Bureau of Labor Statistics, U.S. Department of Labor, Occupational Outlook Handbook, 2014-15 Edition, http://www.bls.gov/ooh/
Bureau of Labor Statistics, U.S. Department of Labor, Occupational Employment Statistics, 2002, http://www.bls.gov/oes/2002/oes_nat.htm

Featured Schools

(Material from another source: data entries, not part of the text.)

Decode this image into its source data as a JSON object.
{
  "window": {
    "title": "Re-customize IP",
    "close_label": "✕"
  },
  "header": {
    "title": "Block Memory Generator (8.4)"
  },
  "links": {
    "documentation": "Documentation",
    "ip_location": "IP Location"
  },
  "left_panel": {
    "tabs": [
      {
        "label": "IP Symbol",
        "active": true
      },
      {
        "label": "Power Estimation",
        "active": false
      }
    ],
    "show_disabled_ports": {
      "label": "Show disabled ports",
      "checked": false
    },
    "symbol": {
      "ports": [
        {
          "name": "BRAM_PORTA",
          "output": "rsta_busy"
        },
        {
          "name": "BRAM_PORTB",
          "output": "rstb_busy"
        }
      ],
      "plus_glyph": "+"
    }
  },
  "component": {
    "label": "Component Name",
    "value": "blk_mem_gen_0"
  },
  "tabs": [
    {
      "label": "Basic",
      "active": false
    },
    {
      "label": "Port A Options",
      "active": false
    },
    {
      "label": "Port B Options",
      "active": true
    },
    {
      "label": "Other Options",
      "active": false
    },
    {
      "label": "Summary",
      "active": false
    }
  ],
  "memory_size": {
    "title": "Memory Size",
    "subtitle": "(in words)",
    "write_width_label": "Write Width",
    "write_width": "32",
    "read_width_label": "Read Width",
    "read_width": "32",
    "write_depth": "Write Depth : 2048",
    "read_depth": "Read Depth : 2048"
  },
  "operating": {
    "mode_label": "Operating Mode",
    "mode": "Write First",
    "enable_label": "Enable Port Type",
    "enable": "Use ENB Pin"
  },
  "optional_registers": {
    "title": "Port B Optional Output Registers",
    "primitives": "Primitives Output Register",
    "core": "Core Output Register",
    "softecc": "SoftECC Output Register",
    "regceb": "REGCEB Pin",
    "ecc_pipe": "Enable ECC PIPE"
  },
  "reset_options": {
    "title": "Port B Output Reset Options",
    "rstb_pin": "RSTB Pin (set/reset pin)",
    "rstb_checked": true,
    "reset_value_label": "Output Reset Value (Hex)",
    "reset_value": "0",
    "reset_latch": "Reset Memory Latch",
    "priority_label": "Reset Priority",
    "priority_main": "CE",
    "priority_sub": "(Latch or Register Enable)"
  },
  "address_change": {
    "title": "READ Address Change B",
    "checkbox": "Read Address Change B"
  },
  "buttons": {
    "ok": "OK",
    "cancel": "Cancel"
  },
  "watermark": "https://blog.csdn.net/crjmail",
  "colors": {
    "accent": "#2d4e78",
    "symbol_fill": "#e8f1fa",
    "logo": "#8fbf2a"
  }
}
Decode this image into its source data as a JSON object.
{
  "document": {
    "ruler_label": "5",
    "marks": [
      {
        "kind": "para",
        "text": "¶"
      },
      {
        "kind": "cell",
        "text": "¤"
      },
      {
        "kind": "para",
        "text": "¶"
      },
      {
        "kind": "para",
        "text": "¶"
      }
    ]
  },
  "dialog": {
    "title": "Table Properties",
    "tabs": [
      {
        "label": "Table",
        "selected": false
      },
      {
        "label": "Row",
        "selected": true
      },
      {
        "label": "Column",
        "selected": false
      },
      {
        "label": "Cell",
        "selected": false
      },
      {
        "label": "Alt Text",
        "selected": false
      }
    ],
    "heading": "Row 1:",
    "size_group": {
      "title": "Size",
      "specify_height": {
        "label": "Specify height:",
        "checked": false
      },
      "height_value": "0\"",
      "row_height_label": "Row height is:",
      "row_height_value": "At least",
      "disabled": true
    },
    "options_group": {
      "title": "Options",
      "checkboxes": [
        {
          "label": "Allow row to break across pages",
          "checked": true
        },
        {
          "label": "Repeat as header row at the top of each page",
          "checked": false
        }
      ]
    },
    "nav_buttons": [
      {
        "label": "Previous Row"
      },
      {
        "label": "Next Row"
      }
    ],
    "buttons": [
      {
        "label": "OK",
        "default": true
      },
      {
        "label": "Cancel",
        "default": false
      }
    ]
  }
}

Matching School Ads
Matching School Ads
  Universities and Colleges
Clarkson UniversityColorado School of MinesDalhousie University
Oral Roberts UniversityPenn State HarrisburgTemple University
The University of HoustonThompson Rivers UniversityUNB Saint John
University of AlabamaUniversity of ArkansasUniversity of British Columbia
University of IowaUniversity of New BrunswickUniversity of Oregon
University of OttawaYork University
Agriculture and Bio-resources | Allied Health and Health Sciences | Applied Business Technology | Architecture
Business Administration | Computer Science | Cosmetology and Esthetics | Culinary, Travel &Hospitality | Dance 
Engineering Technology & Applied Technology |Engineering | Film | Fine Arts and Design | Humanities and Liberal ArtsJustice and Security
| Natural and Applied Sciences | Naturopathic and Holistic MedicineNursingPublic Administration & PolicyReligious and Theological Studies
Sport Sciences and Physical Education | Teacher Education | Theatre
Articles | College News | Videos | Feedback | Career Search
Home | About Us | Contact Us | Faq | Terms of Use | Policy Statement | Site Map | Cities Site Map

Copyright 2003- 2016 QuinStreet, Inc. All Rights Reserved.